(Task requirements) Check every line of the material below, and show those that contain "reinforces".

(Extracted entries)
•••••

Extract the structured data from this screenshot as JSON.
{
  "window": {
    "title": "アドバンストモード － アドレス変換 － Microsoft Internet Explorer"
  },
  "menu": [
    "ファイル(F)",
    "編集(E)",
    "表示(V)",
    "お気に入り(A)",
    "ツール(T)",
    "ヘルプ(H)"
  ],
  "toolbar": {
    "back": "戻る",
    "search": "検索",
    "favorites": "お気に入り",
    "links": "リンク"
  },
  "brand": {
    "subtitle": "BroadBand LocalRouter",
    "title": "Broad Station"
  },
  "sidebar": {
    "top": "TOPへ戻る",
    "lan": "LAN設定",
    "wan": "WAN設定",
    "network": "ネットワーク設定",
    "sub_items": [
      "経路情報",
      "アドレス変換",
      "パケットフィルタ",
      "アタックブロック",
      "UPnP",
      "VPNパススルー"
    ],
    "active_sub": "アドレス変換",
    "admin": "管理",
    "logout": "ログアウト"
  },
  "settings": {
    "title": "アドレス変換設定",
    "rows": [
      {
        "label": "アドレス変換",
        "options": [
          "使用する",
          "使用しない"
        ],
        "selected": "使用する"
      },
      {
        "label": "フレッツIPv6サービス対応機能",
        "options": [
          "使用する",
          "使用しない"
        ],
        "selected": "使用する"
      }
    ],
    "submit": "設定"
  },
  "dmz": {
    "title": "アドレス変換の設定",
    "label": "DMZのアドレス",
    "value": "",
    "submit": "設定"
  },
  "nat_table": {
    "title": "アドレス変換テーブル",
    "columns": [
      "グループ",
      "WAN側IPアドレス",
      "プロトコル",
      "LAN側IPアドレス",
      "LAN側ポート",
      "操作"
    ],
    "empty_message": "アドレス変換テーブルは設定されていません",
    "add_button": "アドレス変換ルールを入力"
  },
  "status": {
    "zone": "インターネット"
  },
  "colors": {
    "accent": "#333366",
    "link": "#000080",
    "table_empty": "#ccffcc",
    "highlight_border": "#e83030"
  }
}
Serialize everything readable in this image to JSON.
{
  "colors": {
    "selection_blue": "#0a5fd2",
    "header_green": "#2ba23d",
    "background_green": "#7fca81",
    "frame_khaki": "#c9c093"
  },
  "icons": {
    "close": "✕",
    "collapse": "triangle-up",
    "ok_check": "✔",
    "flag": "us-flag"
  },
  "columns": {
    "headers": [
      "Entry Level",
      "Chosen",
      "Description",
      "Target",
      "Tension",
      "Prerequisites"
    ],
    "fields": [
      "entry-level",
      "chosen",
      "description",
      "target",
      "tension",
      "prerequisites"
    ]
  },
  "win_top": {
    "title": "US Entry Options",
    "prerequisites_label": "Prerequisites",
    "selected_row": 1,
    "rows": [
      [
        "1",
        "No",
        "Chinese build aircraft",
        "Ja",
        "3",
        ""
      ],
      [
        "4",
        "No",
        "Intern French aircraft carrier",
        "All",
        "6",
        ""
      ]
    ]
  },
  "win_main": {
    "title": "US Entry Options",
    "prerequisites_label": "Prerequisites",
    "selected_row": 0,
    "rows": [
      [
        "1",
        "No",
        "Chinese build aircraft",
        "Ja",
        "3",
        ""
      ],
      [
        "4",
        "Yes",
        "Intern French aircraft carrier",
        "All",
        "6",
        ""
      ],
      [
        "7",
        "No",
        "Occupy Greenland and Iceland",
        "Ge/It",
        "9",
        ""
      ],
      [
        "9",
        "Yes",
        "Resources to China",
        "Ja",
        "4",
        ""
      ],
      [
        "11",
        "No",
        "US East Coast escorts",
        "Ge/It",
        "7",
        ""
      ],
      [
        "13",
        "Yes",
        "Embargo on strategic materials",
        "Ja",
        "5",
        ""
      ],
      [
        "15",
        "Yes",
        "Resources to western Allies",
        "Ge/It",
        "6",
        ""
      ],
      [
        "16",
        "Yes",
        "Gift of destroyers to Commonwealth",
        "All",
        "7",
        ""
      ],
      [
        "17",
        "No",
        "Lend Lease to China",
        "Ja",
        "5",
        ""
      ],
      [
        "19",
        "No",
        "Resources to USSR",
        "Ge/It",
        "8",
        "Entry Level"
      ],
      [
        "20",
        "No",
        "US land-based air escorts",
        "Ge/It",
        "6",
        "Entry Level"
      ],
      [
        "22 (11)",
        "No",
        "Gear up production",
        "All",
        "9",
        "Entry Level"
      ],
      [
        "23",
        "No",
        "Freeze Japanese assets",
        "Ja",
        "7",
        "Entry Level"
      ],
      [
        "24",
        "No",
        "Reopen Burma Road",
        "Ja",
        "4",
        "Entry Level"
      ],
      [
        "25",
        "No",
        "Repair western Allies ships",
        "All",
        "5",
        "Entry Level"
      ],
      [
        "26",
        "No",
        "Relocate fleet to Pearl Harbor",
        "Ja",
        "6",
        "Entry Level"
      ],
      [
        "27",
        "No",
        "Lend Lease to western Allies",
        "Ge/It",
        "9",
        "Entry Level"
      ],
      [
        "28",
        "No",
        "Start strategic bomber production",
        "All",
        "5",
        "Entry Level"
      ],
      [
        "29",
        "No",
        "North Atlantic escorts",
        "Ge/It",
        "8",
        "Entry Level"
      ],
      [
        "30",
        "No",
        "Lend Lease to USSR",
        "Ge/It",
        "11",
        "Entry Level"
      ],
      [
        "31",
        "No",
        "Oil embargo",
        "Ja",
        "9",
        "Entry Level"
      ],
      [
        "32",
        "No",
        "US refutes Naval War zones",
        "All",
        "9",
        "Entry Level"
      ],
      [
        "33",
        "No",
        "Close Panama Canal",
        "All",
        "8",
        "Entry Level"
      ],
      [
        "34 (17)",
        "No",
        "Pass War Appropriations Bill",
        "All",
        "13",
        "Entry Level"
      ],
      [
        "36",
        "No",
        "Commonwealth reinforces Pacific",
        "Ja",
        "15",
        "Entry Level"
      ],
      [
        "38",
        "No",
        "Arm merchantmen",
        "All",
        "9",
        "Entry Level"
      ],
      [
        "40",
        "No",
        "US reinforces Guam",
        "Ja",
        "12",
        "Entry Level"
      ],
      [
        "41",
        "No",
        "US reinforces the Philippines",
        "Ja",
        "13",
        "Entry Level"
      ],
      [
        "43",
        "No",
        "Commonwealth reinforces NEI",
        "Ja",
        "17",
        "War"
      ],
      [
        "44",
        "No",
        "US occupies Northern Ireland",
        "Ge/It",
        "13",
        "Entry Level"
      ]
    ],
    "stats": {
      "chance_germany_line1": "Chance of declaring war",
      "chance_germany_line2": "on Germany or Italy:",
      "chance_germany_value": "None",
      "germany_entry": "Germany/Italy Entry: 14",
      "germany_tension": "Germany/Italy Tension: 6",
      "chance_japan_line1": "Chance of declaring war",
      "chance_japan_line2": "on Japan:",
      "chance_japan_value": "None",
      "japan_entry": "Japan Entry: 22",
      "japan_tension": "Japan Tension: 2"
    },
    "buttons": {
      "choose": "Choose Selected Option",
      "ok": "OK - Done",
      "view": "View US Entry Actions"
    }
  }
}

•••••

(Answer to the problem)
        "Commonwealth reinforces Pacific",
        "US reinforces Guam",
        "US reinforces the Philippines",
        "Commonwealth reinforces NEI",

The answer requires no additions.